Output all entries precisely.

[RECORDS FOR THE TASK — start]

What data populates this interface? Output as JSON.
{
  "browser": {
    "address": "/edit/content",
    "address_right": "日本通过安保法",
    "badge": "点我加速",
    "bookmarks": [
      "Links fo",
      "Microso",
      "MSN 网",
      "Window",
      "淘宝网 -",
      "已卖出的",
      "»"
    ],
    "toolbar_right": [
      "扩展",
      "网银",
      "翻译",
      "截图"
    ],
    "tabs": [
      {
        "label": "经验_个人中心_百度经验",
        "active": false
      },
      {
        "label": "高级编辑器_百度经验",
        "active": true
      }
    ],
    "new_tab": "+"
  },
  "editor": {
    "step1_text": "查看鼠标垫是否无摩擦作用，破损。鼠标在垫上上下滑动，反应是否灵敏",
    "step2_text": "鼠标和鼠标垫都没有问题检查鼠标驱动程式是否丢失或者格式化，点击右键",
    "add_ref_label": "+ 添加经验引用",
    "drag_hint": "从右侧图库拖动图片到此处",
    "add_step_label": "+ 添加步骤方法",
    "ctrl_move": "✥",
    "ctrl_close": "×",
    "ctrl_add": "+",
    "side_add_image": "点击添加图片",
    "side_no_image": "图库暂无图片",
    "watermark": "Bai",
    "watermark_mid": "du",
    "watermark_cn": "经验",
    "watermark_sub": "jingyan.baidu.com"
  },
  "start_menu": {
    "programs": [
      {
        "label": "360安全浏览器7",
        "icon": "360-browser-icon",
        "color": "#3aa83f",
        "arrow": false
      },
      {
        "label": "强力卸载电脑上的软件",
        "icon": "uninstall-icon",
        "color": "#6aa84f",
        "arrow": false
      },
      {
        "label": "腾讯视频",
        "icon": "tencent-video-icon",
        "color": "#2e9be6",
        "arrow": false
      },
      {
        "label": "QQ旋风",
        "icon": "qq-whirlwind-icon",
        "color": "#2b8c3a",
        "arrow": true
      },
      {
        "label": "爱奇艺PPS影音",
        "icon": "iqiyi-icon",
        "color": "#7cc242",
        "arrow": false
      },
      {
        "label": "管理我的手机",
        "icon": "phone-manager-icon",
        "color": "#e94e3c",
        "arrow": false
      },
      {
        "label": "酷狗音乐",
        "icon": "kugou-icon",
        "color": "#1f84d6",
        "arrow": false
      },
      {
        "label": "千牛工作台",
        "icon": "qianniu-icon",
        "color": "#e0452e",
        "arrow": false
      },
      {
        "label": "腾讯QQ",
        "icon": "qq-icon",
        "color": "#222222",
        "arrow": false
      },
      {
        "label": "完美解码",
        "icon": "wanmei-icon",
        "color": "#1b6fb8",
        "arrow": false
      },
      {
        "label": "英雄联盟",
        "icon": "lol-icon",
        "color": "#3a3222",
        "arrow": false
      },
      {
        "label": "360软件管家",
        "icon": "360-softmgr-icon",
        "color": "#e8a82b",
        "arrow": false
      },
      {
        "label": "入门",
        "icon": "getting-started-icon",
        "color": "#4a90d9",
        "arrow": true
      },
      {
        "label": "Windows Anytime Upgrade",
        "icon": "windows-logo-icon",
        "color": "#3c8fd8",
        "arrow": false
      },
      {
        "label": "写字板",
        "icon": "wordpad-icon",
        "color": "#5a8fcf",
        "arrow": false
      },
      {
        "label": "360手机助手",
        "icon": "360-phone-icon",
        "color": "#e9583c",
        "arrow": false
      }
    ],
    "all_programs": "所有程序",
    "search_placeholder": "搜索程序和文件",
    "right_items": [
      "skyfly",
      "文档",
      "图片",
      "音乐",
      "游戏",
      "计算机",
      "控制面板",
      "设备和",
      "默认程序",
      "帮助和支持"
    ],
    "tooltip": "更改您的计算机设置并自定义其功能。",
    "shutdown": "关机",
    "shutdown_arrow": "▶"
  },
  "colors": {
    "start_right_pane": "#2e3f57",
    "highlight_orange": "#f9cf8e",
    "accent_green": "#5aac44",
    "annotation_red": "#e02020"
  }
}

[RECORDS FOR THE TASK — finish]

### SOLUTION
What data populates this interface? Output as JSON.
{
  "browser": {
    "address": "/edit/content",
    "address_right": "日本通过安保法",
    "badge": "点我加速",
    "bookmarks": [
      "Links fo",
      "Microso",
      "MSN 网",
      "Window",
      "淘宝网 -",
      "已卖出的",
      "»"
    ],
    "toolbar_right": [
      "扩展",
      "网银",
      "翻译",
      "截图"
    ],
    "tabs": [
      {
        "label": "经验_个人中心_百度经验",
        "active": false
      },
      {
        "label": "高级编辑器_百度经验",
        "active": true
      }
    ],
    "new_tab": "+"
  },
  "editor": {
    "step1_text": "查看鼠标垫是否无摩擦作用，破损。鼠标在垫上上下滑动，反应是否灵敏",
    "step2_text": "鼠标和鼠标垫都没有问题检查鼠标驱动程式是否丢失或者格式化，点击右键",
    "add_ref_label": "+ 添加经验引用",
    "drag_hint": "从右侧图库拖动图片到此处",
    "add_step_label": "+ 添加步骤方法",
    "ctrl_move": "✥",
    "ctrl_close": "×",
    "ctrl_add": "+",
    "side_add_image": "点击添加图片",
    "side_no_image": "图库暂无图片",
    "watermark": "Bai",
    "watermark_mid": "du",
    "watermark_cn": "经验",
    "watermark_sub": "jingyan.baidu.com"
  },
  "start_menu": {
    "programs": [
      {
        "label": "360安全浏览器7",
        "icon": "360-browser-icon",
        "color": "#3aa83f",
        "arrow": false
      },
      {
        "label": "强力卸载电脑上的软件",
        "icon": "uninstall-icon",
        "color": "#6aa84f",
        "arrow": false
      },
      {
        "label": "腾讯视频",
        "icon": "tencent-video-icon",
        "color": "#2e9be6",
        "arrow": false
      },
      {
        "label": "QQ旋风",
        "icon": "qq-whirlwind-icon",
        "color": "#2b8c3a",
        "arrow": true
      },
      {
        "label": "爱奇艺PPS影音",
        "icon": "iqiyi-icon",
        "color": "#7cc242",
        "arrow": false
      },
      {
        "label": "管理我的手机",
        "icon": "phone-manager-icon",
        "color": "#e94e3c",
        "arrow": false
      },
      {
        "label": "酷狗音乐",
        "icon": "kugou-icon",
        "color": "#1f84d6",
        "arrow": false
      },
      {
        "label": "千牛工作台",
        "icon": "qianniu-icon",
        "color": "#e0452e",
        "arrow": false
      },
      {
        "label": "腾讯QQ",
        "icon": "qq-icon",
        "color": "#222222",
        "arrow": false
      },
      {
        "label": "完美解码",
        "icon": "wanmei-icon",
        "color": "#1b6fb8",
        "arrow": false
      },
      {
        "label": "英雄联盟",
        "icon": "lol-icon",
        "color": "#3a3222",
        "arrow": false
      },
      {
        "label": "360软件管家",
        "icon": "360-softmgr-icon",
        "color": "#e8a82b",
        "arrow": false
      },
      {
        "label": "入门",
        "icon": "getting-started-icon",
        "color": "#4a90d9",
        "arrow": true
      },
      {
        "label": "Windows Anytime Upgrade",
        "icon": "windows-logo-icon",
        "color": "#3c8fd8",
        "arrow": false
      },
      {
        "label": "写字板",
        "icon": "wordpad-icon",
        "color": "#5a8fcf",
        "arrow": false
      },
      {
        "label": "360手机助手",
        "icon": "360-phone-icon",
        "color": "#e9583c",
        "arrow": false
      }
    ],
    "all_programs": "所有程序",
    "search_placeholder": "搜索程序和文件",
    "right_items": [
      "skyfly",
      "文档",
      "图片",
      "音乐",
      "游戏",
      "计算机",
      "控制面板",
      "设备和",
      "默认程序",
      "帮助和支持"
    ],
    "tooltip": "更改您的计算机设置并自定义其功能。",
    "shutdown": "关机",
    "shutdown_arrow": "▶"
  },
  "colors": {
    "start_right_pane": "#2e3f57",
    "highlight_orange": "#f9cf8e",
    "accent_green": "#5aac44",
    "annotation_red": "#e02020"
  }
}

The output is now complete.